Robert Draper’s wry observations from GQ:
Occasionally, he revealed himself anyway. During one Ask Mitt Anything session in Indianola, Iowa, a young woman in a parka stood up to ask the candidate a question. “What concerns me,” she began as she stood before a man with an estimated net worth of $250 million, “is that so many people in office cannot even relate to what the average American is going through. I look at the gas prices and health care skyrocketing. How are you going to be any different?”
“Well, I’ve made a difference,” Romney replied, and then ticked off his accomplishments as governor—health care reform, raising educational standards—before perhaps recognizing that the woman was not really asking what Romney had done but what he felt. Passing on a chance to show some empathy, he instead reminisced fondly about how he and his family spend Christmas skiing at their condo in Utah.

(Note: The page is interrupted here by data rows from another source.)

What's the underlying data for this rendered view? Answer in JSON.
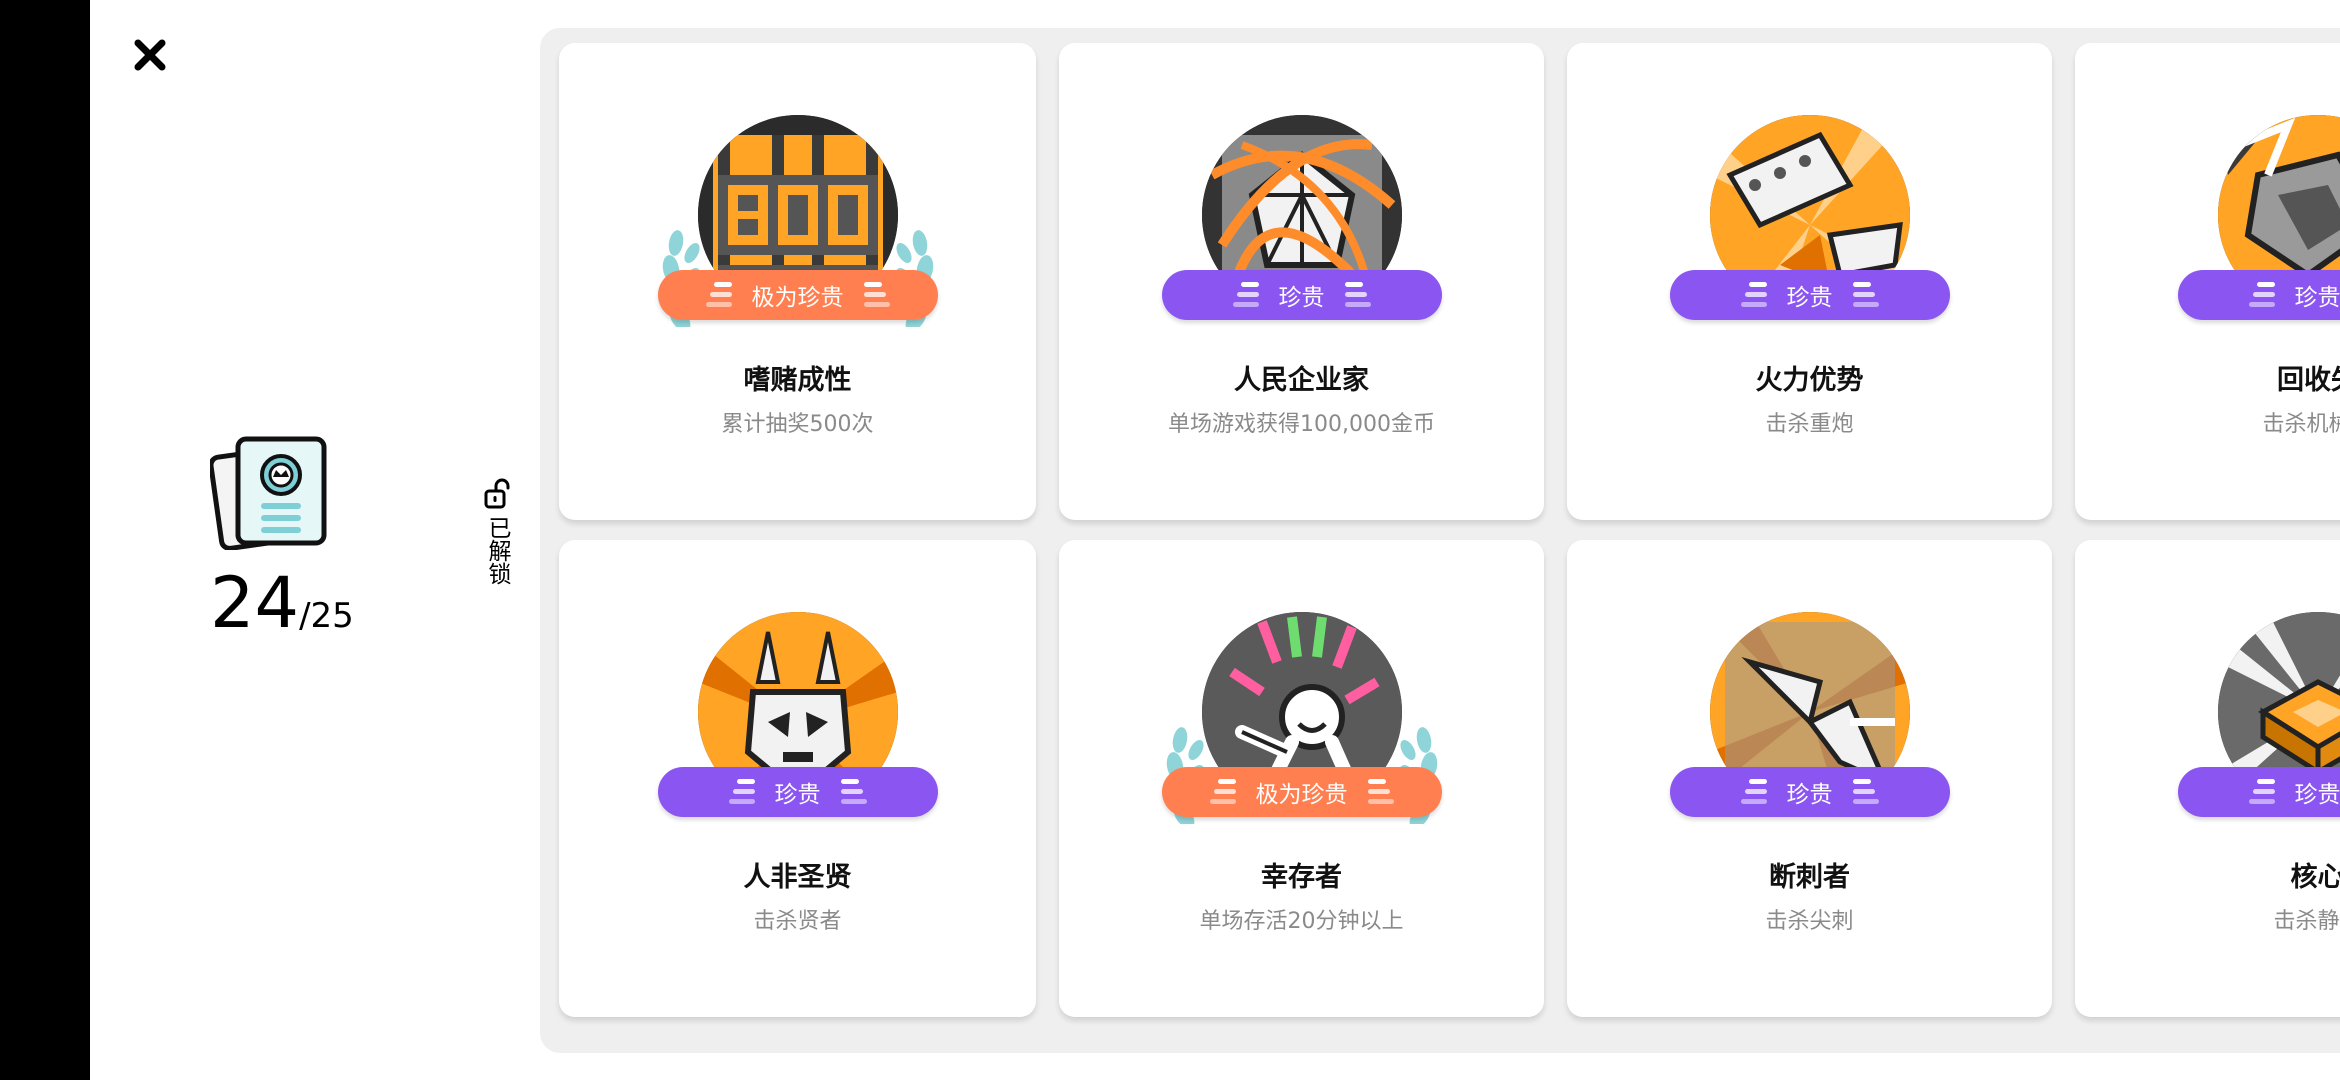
{
  "header": {
    "close_icon": "close-icon"
  },
  "summary": {
    "icon": "achievement-card-icon",
    "unlocked_count": "24",
    "total_count": "/25"
  },
  "filter": {
    "icon": "unlock-icon",
    "label": "已解锁"
  },
  "colors": {
    "epic": "#ff7f50",
    "rare": "#8b55f2",
    "orange": "#ffa424",
    "laurel": "#8fd4d8"
  },
  "achievements": [
    {
      "title": "嗜赌成性",
      "description": "累计抽奖500次",
      "rarity": "极为珍贵",
      "art": "slot-500-art"
    },
    {
      "title": "人民企业家",
      "description": "单场游戏获得100,000金币",
      "rarity": "珍贵",
      "art": "diamond-art"
    },
    {
      "title": "火力优势",
      "description": "击杀重炮",
      "rarity": "珍贵",
      "art": "cannon-art"
    },
    {
      "title": "回收失",
      "description": "击杀机械回",
      "rarity": "珍贵",
      "art": "mech-art"
    },
    {
      "title": "人非圣贤",
      "description": "击杀贤者",
      "rarity": "珍贵",
      "art": "skull-art"
    },
    {
      "title": "幸存者",
      "description": "单场存活20分钟以上",
      "rarity": "极为珍贵",
      "art": "survivor-art"
    },
    {
      "title": "断刺者",
      "description": "击杀尖刺",
      "rarity": "珍贵",
      "art": "spike-art"
    },
    {
      "title": "核心",
      "description": "击杀静滞",
      "rarity": "珍贵",
      "art": "core-art"
    }
  ]
}
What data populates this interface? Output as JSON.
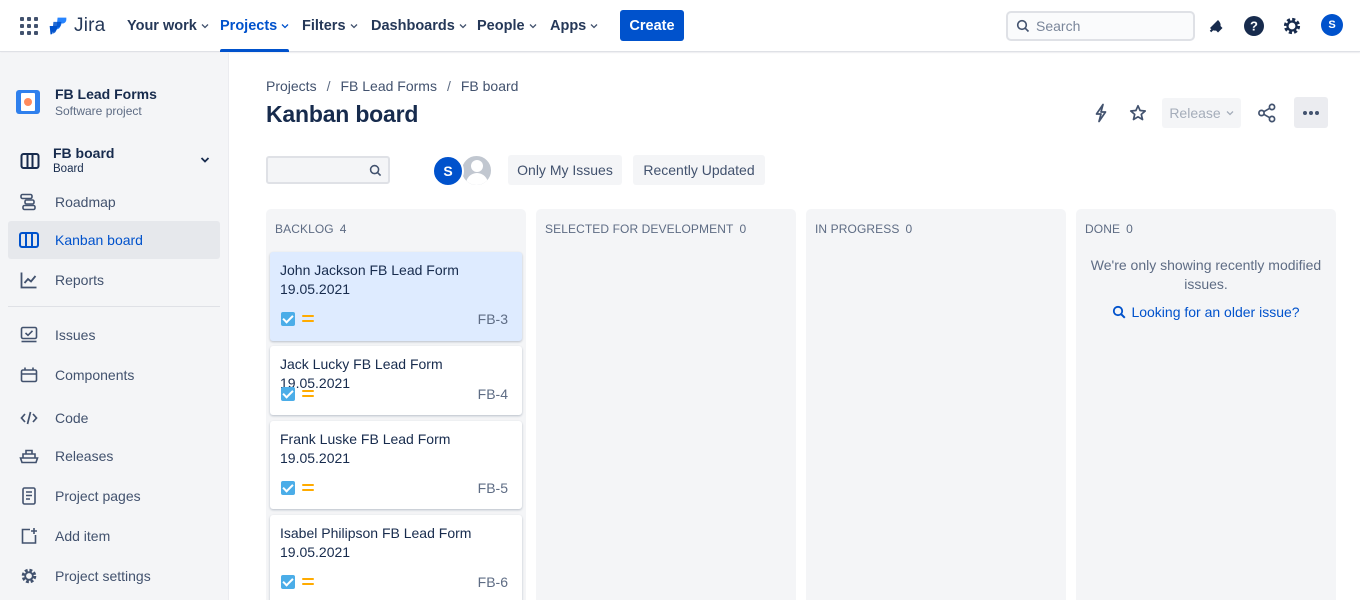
{
  "topnav": {
    "logo_text": "Jira",
    "items": [
      {
        "label": "Your work"
      },
      {
        "label": "Projects"
      },
      {
        "label": "Filters"
      },
      {
        "label": "Dashboards"
      },
      {
        "label": "People"
      },
      {
        "label": "Apps"
      }
    ],
    "active_item": "Projects",
    "create_label": "Create",
    "search_placeholder": "Search",
    "user_initial": "S"
  },
  "sidebar": {
    "project_name": "FB Lead Forms",
    "project_type": "Software project",
    "board_name": "FB board",
    "board_sub": "Board",
    "items": [
      {
        "label": "Roadmap",
        "icon": "roadmap-icon"
      },
      {
        "label": "Kanban board",
        "icon": "kanban-icon",
        "active": true
      },
      {
        "label": "Reports",
        "icon": "reports-icon"
      },
      {
        "label": "Issues",
        "icon": "issues-icon"
      },
      {
        "label": "Components",
        "icon": "components-icon"
      },
      {
        "label": "Code",
        "icon": "code-icon"
      },
      {
        "label": "Releases",
        "icon": "releases-icon"
      },
      {
        "label": "Project pages",
        "icon": "project-pages-icon"
      },
      {
        "label": "Add item",
        "icon": "add-item-icon"
      },
      {
        "label": "Project settings",
        "icon": "gear-icon"
      }
    ]
  },
  "main": {
    "breadcrumb": [
      "Projects",
      "FB Lead Forms",
      "FB board"
    ],
    "title": "Kanban board",
    "release_label": "Release",
    "filter_avatar_initial": "S",
    "quick_filters": [
      "Only My Issues",
      "Recently Updated"
    ],
    "columns": [
      {
        "name": "BACKLOG",
        "count": "4",
        "cards": [
          {
            "title": "John Jackson FB Lead Form 19.05.2021",
            "key": "FB-3",
            "selected": true
          },
          {
            "title": "Jack Lucky FB Lead Form 19.05.2021",
            "key": "FB-4"
          },
          {
            "title": "Frank Luske FB Lead Form 19.05.2021",
            "key": "FB-5"
          },
          {
            "title": "Isabel Philipson FB Lead Form 19.05.2021",
            "key": "FB-6"
          }
        ]
      },
      {
        "name": "SELECTED FOR DEVELOPMENT",
        "count": "0",
        "cards": []
      },
      {
        "name": "IN PROGRESS",
        "count": "0",
        "cards": []
      },
      {
        "name": "DONE",
        "count": "0",
        "cards": [],
        "message": "We're only showing recently modified issues.",
        "link": "Looking for an older issue?"
      }
    ]
  },
  "colors": {
    "brand_blue": "#0052cc",
    "sidebar_bg": "#f4f5f7",
    "selected_card": "#deebff",
    "task_icon": "#4bade8",
    "priority_medium": "#ffab00"
  }
}
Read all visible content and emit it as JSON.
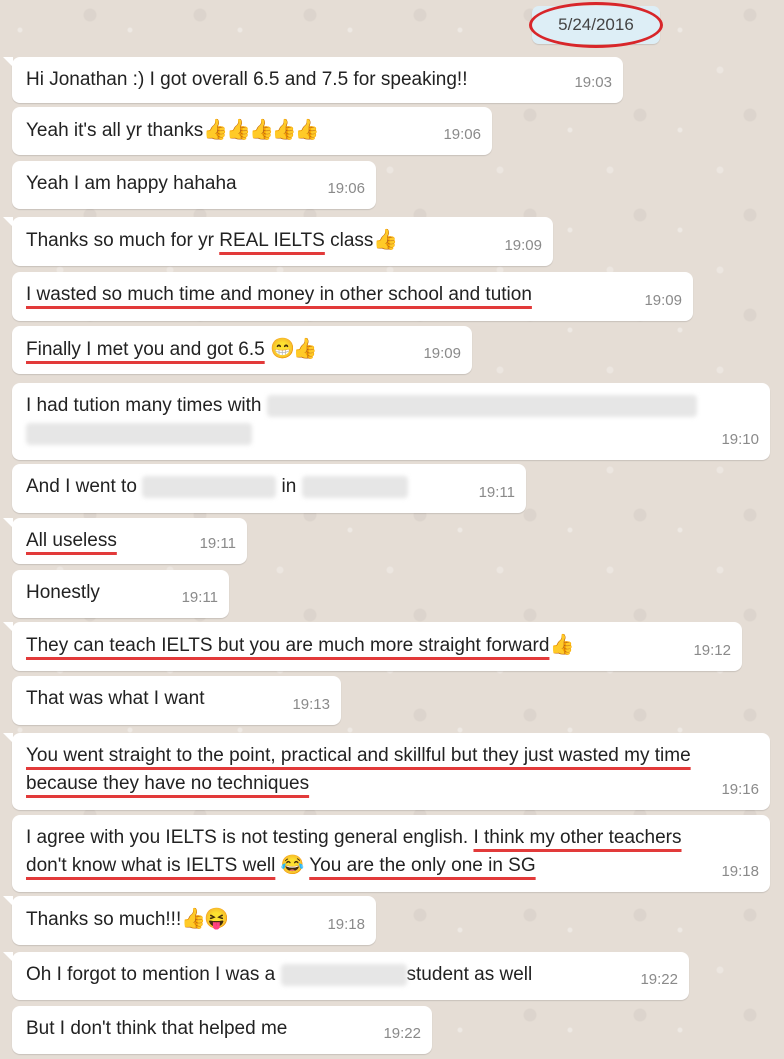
{
  "date_chip": "5/24/2016",
  "messages": [
    {
      "id": "m1",
      "text": "Hi Jonathan :) I got overall 6.5 and 7.5 for speaking!!",
      "time": "19:03"
    },
    {
      "id": "m2",
      "text": "Yeah it's all yr thanks",
      "emoji": "👍👍👍👍👍",
      "time": "19:06"
    },
    {
      "id": "m3",
      "text": "Yeah I am happy hahaha",
      "time": "19:06"
    },
    {
      "id": "m4",
      "text_pre": "Thanks so much for yr ",
      "text_hl": "REAL IELTS",
      "text_post": " class",
      "emoji": "👍",
      "time": "19:09"
    },
    {
      "id": "m5",
      "text": "I wasted so much time and money in other school and tution",
      "time": "19:09"
    },
    {
      "id": "m6",
      "text": "Finally I met you and got 6.5",
      "emoji": "😁👍",
      "time": "19:09"
    },
    {
      "id": "m7",
      "text": "I had tution many times with",
      "time": "19:10"
    },
    {
      "id": "m8",
      "text_pre": "And I went to",
      "text_mid": "in",
      "time": "19:11"
    },
    {
      "id": "m9",
      "text": "All useless",
      "time": "19:11"
    },
    {
      "id": "m10",
      "text": "Honestly",
      "time": "19:11"
    },
    {
      "id": "m11",
      "text": "They can teach IELTS but you are much more straight forward",
      "emoji": "👍",
      "time": "19:12"
    },
    {
      "id": "m12",
      "text": "That was what I want",
      "time": "19:13"
    },
    {
      "id": "m13",
      "line1": "You went straight to the point, practical and skillful but they just wasted my time",
      "line2": "because they have no techniques",
      "time": "19:16"
    },
    {
      "id": "m14",
      "line1_pre": "I agree with you IELTS is not testing general english. ",
      "line1_hl": "I think my other teachers",
      "line2_hl": "don't know what is IELTS well",
      "emoji": "😂",
      "line2_post": "You are the only one in SG",
      "time": "19:18"
    },
    {
      "id": "m15",
      "text": "Thanks so much!!!",
      "emoji": "👍😝",
      "time": "19:18"
    },
    {
      "id": "m16",
      "text_pre": "Oh I forgot to mention I was a",
      "text_post": "student as well",
      "time": "19:22"
    },
    {
      "id": "m17",
      "text": "But I don't think that helped me",
      "time": "19:22"
    }
  ]
}
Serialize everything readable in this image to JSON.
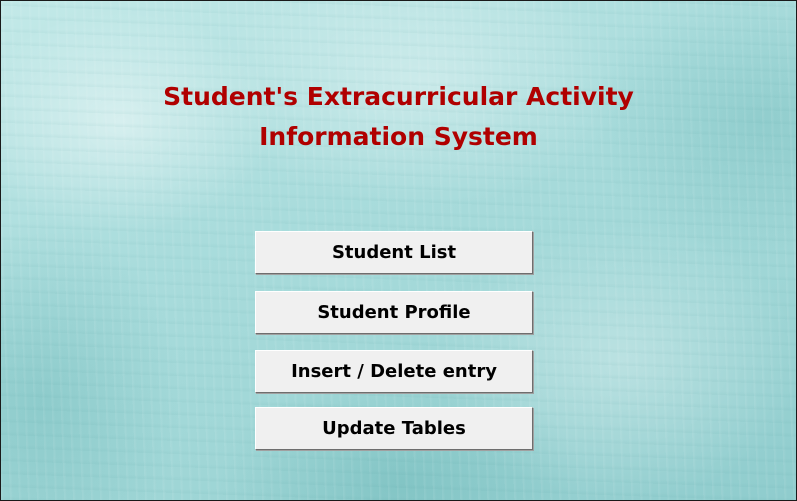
{
  "title": {
    "line1": "Student's Extracurricular Activity",
    "line2": "Information System"
  },
  "buttons": {
    "student_list": "Student List",
    "student_profile": "Student Profile",
    "insert_delete": "Insert / Delete entry",
    "update_tables": "Update Tables"
  },
  "colors": {
    "title": "#b00000",
    "background": "#a9dcdc",
    "button_face": "#f0f0f0"
  }
}
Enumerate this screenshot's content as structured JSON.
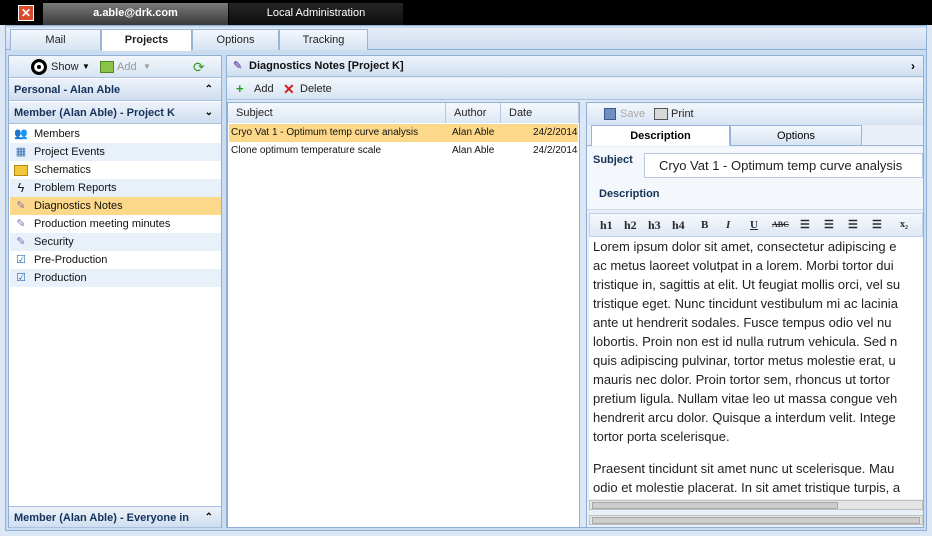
{
  "titlebar": {
    "close_label": "✕",
    "user_tab": "a.able@drk.com",
    "local_tab": "Local Administration"
  },
  "main_tabs": [
    {
      "label": "Mail"
    },
    {
      "label": "Projects"
    },
    {
      "label": "Options"
    },
    {
      "label": "Tracking"
    }
  ],
  "left": {
    "show_label": "Show",
    "add_label": "Add",
    "personal_header": "Personal - Alan Able",
    "member_header": "Member (Alan Able) - Project K",
    "bottom_header": "Member (Alan Able) - Everyone in",
    "items": [
      {
        "label": "Members",
        "icon": "members-icon"
      },
      {
        "label": "Project Events",
        "icon": "calendar-icon"
      },
      {
        "label": "Schematics",
        "icon": "folder-icon"
      },
      {
        "label": "Problem Reports",
        "icon": "lightning-icon"
      },
      {
        "label": "Diagnostics Notes",
        "icon": "note-icon"
      },
      {
        "label": "Production meeting minutes",
        "icon": "note-icon"
      },
      {
        "label": "Security",
        "icon": "note-icon"
      },
      {
        "label": "Pre-Production",
        "icon": "checklist-icon"
      },
      {
        "label": "Production",
        "icon": "checklist-icon"
      }
    ]
  },
  "center": {
    "header": "Diagnostics Notes [Project K]",
    "add_label": "Add",
    "delete_label": "Delete",
    "columns": {
      "subject": "Subject",
      "author": "Author",
      "date": "Date"
    },
    "rows": [
      {
        "subject": "Cryo Vat 1 - Optimum temp curve analysis",
        "author": "Alan Able",
        "date": "24/2/2014"
      },
      {
        "subject": "Clone optimum temperature scale",
        "author": "Alan Able",
        "date": "24/2/2014"
      }
    ]
  },
  "detail": {
    "save_label": "Save",
    "print_label": "Print",
    "tab_description": "Description",
    "tab_options": "Options",
    "subject_label": "Subject",
    "subject_value": "Cryo Vat 1 - Optimum  temp curve analysis",
    "description_label": "Description",
    "rte": {
      "h1": "h1",
      "h2": "h2",
      "h3": "h3",
      "h4": "h4",
      "bold": "B",
      "italic": "I",
      "underline": "U",
      "strike": "ABC",
      "subscript": "x₂"
    },
    "paragraph1": [
      "Lorem ipsum dolor sit amet, consectetur adipiscing e",
      "ac metus laoreet volutpat in a lorem. Morbi tortor dui",
      "tristique in, sagittis at elit. Ut feugiat mollis orci, vel su",
      "tristique eget. Nunc tincidunt vestibulum mi ac lacinia",
      "ante ut hendrerit sodales. Fusce tempus odio vel nu",
      "lobortis. Proin non est id nulla rutrum vehicula. Sed n",
      "quis adipiscing pulvinar, tortor metus molestie erat, u",
      "mauris nec dolor. Proin tortor sem, rhoncus ut tortor",
      "pretium ligula. Nullam vitae leo ut massa congue veh",
      "hendrerit arcu dolor. Quisque a interdum velit. Intege",
      "tortor porta scelerisque."
    ],
    "paragraph2": [
      "Praesent tincidunt sit amet nunc ut scelerisque. Mau",
      "odio et molestie placerat. In sit amet tristique turpis, a"
    ]
  },
  "colors": {
    "accent": "#15325a",
    "selection": "#fcd88a",
    "chrome": "#cbdcf0"
  }
}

Mike Madden goes native at Salon:
But for the most part, the funeral skipped over any serious Mormon theology. Hinckley was eulogized for his work expanding the church, building up LDS educational facilities and steering the massive bureaucracy whose office building towers over the Salt Lake Temple. The service blended mellow Tabernacle Choir songs with dry speeches sprinkled with soft humor. It was almost devoid of any actual religious ritual; there was none of the incense, chanting and elaborate pomp that marked the pope’s funeral, for instance. It may be a mark of how new and how truly American Mormonism is that it held a funeral for its spiritual leader in a giant conference center distinguishable from a corporate auditorium mostly by the enormous pipe organ behind the podium.
Church leaders, of course, are seeking believers, not voters, and the story serves a different purpose for proselytizing than politicking. Earnest young Mormon women guide visitors around the Temple Square, explaining Smith’s prophecy and politely offering to send a free copy of the Book of Mormon. As I filled out a mandatory comment card after the tour, my guides sang me a hymn and told me to pray more often. After the Smith film, another pair of guides approached, eager to see if I wanted to learn more about him.